----- Stored data -----

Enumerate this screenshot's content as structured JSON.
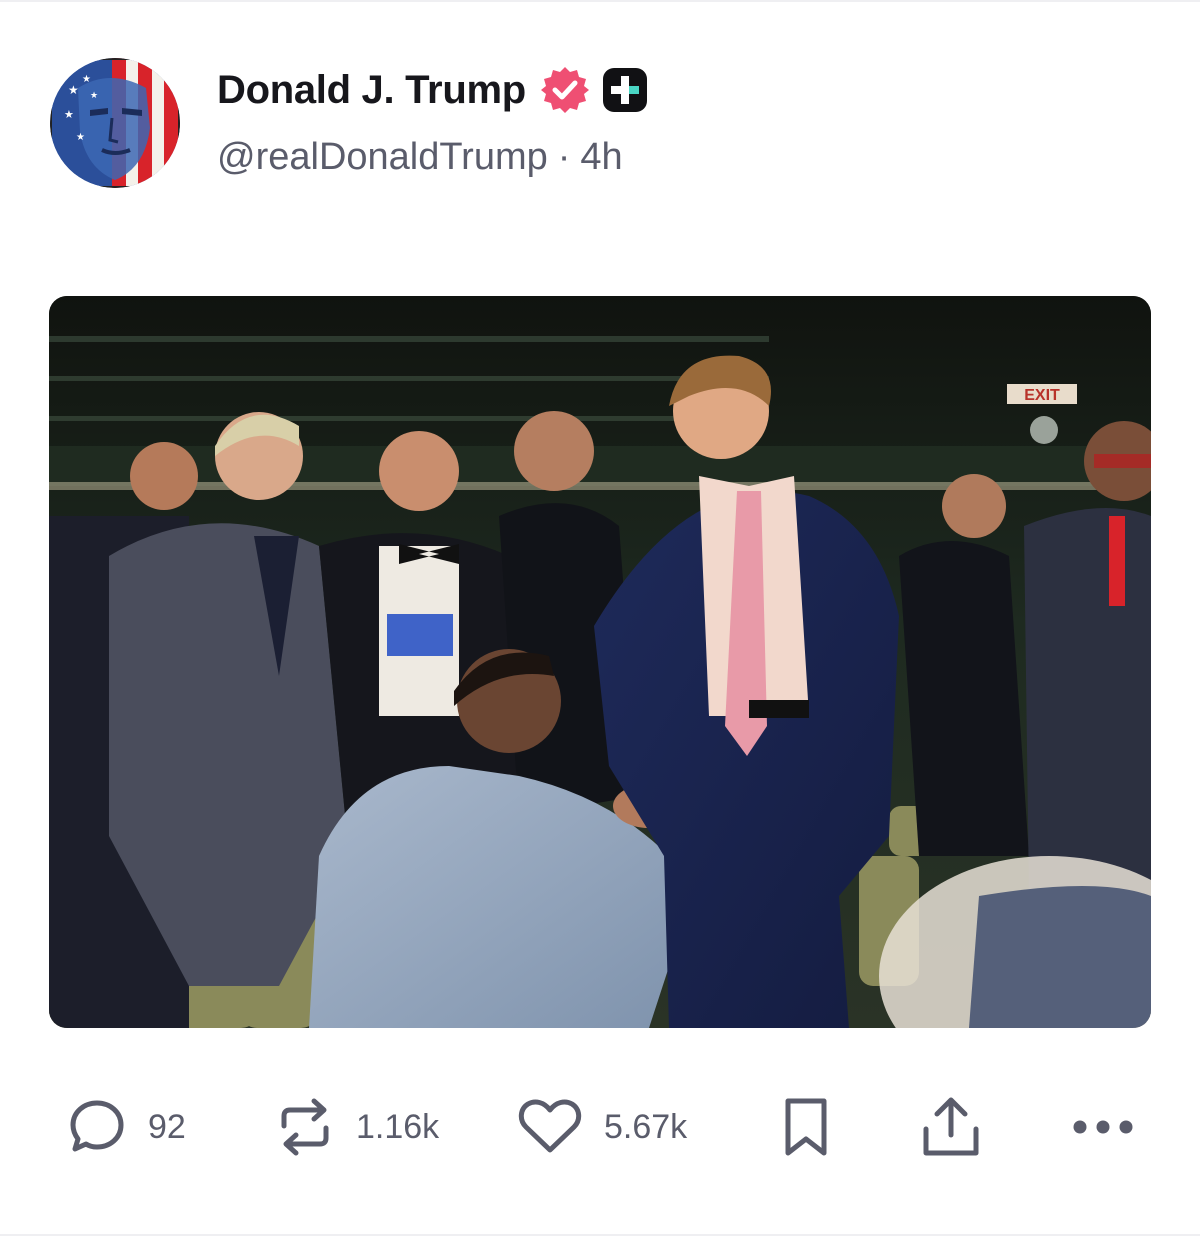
{
  "post": {
    "author": {
      "display_name": "Donald J. Trump",
      "handle": "@realDonaldTrump",
      "separator": "·",
      "time_ago": "4h",
      "verified_icon": "verified-badge-icon",
      "plus_icon": "plus-badge-icon"
    },
    "media": {
      "type": "photo",
      "exit_sign_text": "EXIT"
    },
    "actions": {
      "reply": {
        "icon": "reply-icon",
        "count": "92"
      },
      "repost": {
        "icon": "repost-icon",
        "count": "1.16k"
      },
      "like": {
        "icon": "heart-icon",
        "count": "5.67k"
      },
      "bookmark": {
        "icon": "bookmark-icon"
      },
      "share": {
        "icon": "share-icon"
      },
      "more": {
        "icon": "more-icon"
      }
    }
  },
  "colors": {
    "name": "#17171c",
    "meta": "#5a5c6b",
    "verified": "#ef4f73",
    "icon": "#5a5c6b",
    "divider": "#efeff2"
  }
}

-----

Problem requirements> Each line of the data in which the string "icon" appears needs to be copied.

Task output>
      "verified_icon": "verified-badge-icon",
      "plus_icon": "plus-badge-icon"
        "icon": "reply-icon",
        "icon": "repost-icon",
        "icon": "heart-icon",
        "icon": "bookmark-icon"
        "icon": "share-icon"
        "icon": "more-icon"
    "icon": "#5a5c6b",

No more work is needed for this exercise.